How Marketers Can Win by Solving for Consumer Pain Points

As experiential marketing now represents a bigger piece of the marketing puzzle, brands have a new challenge before them: How do I leverage experiential to enhance my relationship with consumers? While banner ads and commercials can be blocked, muted, or skipped, participating in a brand experience is a conscious choice for consumers. Despite the choice involved, brands can still come off as annoying. So, how do you avoid that result?

One way for a brand to provide value for consumers – and create a genuine, authentic connection with them as a result – is by solving a problem they are facing. Let’s take a look at some examples of brands that have done so to perfection.


Rather than coming to New York Comic Con with a 10’ x 10’ tent filled with insurance pamphlets, Progressive worked with the event sponsorship team to identify two major pain points for Con attendees. By building its plan around the pain points, the brand ensured that it would be everyone’s favorite superhero by event’s end.

What are consumers doing while they’re at New York Comic Con? They are buying tons of swag and memorabilia from their favorite vendors. They’re also waiting in lines. Whether they’re lines to take a picture with their favorite actor from that new Sci-Fi film or lines to get into a panel on the new season of The Walking Dead, all these lines have something in common. They are LONG.

Pain point: Long lines to panels, vendors, or autographs that take up hours of a consumer’s day

Solution: Professional line-standers dressed as unicorns – also known as “Line Insurance.” Consumers that tweeted Progressive with the designated hashtag and their location were met by the “Line Insurance Unicorn,” which would come and save their place in line while they went to the bathroom or roamed the show floor. In doing so, Progressive gave consumers the opportunity to enjoy New York Comic Con to the fullest extent.

Pain point: Having too much merchandise to carry throughout the day – with nowhere to put it

Solution: Lockers. Progressive ensured that consumers’ merchandise and personal belongings were safe throughout the event, and allowed them to comfortably roam the show floor without carrying around bags. 

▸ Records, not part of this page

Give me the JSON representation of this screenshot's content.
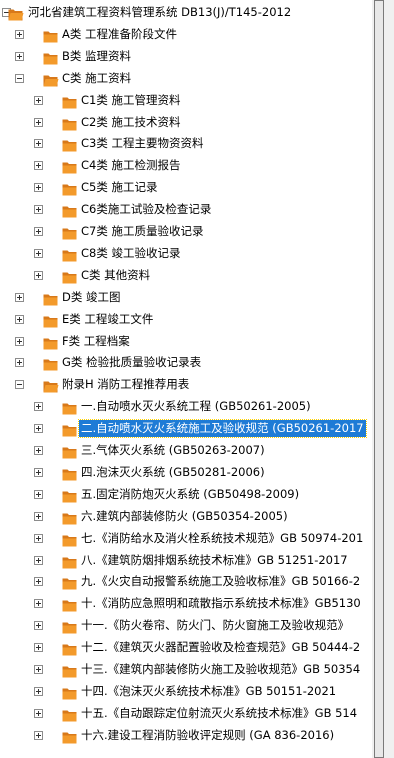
{
  "tree": {
    "root_label": "河北省建筑工程资料管理系统 DB13(J)/T145-2012",
    "categories": [
      {
        "label": "A类 工程准备阶段文件"
      },
      {
        "label": "B类 监理资料"
      },
      {
        "label": "C类 施工资料"
      },
      {
        "label": "D类 竣工图"
      },
      {
        "label": "E类 工程竣工文件"
      },
      {
        "label": "F类 工程档案"
      },
      {
        "label": "G类 检验批质量验收记录表"
      },
      {
        "label": "附录H 消防工程推荐用表"
      }
    ],
    "c_children": [
      {
        "label": "C1类 施工管理资料"
      },
      {
        "label": "C2类 施工技术资料"
      },
      {
        "label": "C3类 工程主要物资资料"
      },
      {
        "label": "C4类 施工检测报告"
      },
      {
        "label": "C5类 施工记录"
      },
      {
        "label": "C6类施工试验及检查记录"
      },
      {
        "label": "C7类 施工质量验收记录"
      },
      {
        "label": "C8类 竣工验收记录"
      },
      {
        "label": "C类 其他资料"
      }
    ],
    "h_children": [
      {
        "label": "一.自动喷水灭火系统工程 (GB50261-2005)"
      },
      {
        "label": "二.自动喷水灭火系统施工及验收规范 (GB50261-2017"
      },
      {
        "label": "三.气体灭火系统 (GB50263-2007)"
      },
      {
        "label": "四.泡沫灭火系统 (GB50281-2006)"
      },
      {
        "label": "五.固定消防炮灭火系统 (GB50498-2009)"
      },
      {
        "label": "六.建筑内部装修防火 (GB50354-2005)"
      },
      {
        "label": "七.《消防给水及消火栓系统技术规范》GB 50974-201"
      },
      {
        "label": "八.《建筑防烟排烟系统技术标准》GB 51251-2017"
      },
      {
        "label": "九.《火灾自动报警系统施工及验收标准》GB 50166-2"
      },
      {
        "label": "十.《消防应急照明和疏散指示系统技术标准》GB5130"
      },
      {
        "label": "十一.《防火卷帘、防火门、防火窗施工及验收规范》"
      },
      {
        "label": "十二.《建筑灭火器配置验收及检查规范》GB 50444-2"
      },
      {
        "label": "十三.《建筑内部装修防火施工及验收规范》GB 50354"
      },
      {
        "label": "十四.《泡沫灭火系统技术标准》GB 50151-2021"
      },
      {
        "label": "十五.《自动跟踪定位射流灭火系统技术标准》GB 514"
      },
      {
        "label": "十六.建设工程消防验收评定规则 (GA 836-2016)"
      }
    ],
    "selected_item": "二.自动喷水灭火系统施工及验收规范 (GB50261-2017"
  },
  "colors": {
    "selection": "#1e7bd6",
    "folder": "#f39a2b",
    "folder_dark": "#d8791a"
  }
}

Picture yourself in New York City. You’re walking down the sidewalk, taking in the city lights, and listening to the hustle and bustle all around you. That’s when it hits you; you have to use the bathroom. You have no idea where to go to find one, and when you do think you’ve found a place that would offer up their bathroom, you’re denied use unless you are a paying customer. Heck, even if you decide to become a paying customer, the available bathroom is not in the best of conditions, and you leave feeling disgusted. Charmin realized consumers were not getting quality restroom experiences in NYC and decided to change it. 

Pain Point: Lack of accessible public bathrooms in NYC. Most available options are either sketchy, dirty, or generally sub-par. 

Solution: Providing 14 clean, immersive, private stalls, to the public in Times Square – with no strings attached. These restrooms are easy to find and signage makes it clear that they’re open to anyone. In order to extend the engagement, Charmin created an app called SitorSquat, which is akin to Yelp for public restrooms. Clean locations have a green “Sit” rating, while less desirable ones are denoted by a red “Squat.” In addition, consumers are able to rate and review bathrooms once they experience them. 

In reality, nothing about these activations from Progressive or Charmin involved breakthrough ideas or technologies. Instead, these brands thought through the perspective of the consumer in the most practical way: “How can we improve their experience and tie it back to our brand?” By looking at experiences through the eyes of a consumer and finding those pain points, you can do the same. 

Share is nice :

Subscribe for more

Inspira news, insights, and white papers

"*" indicates required fields

This field is for validation purposes and should be left unchanged.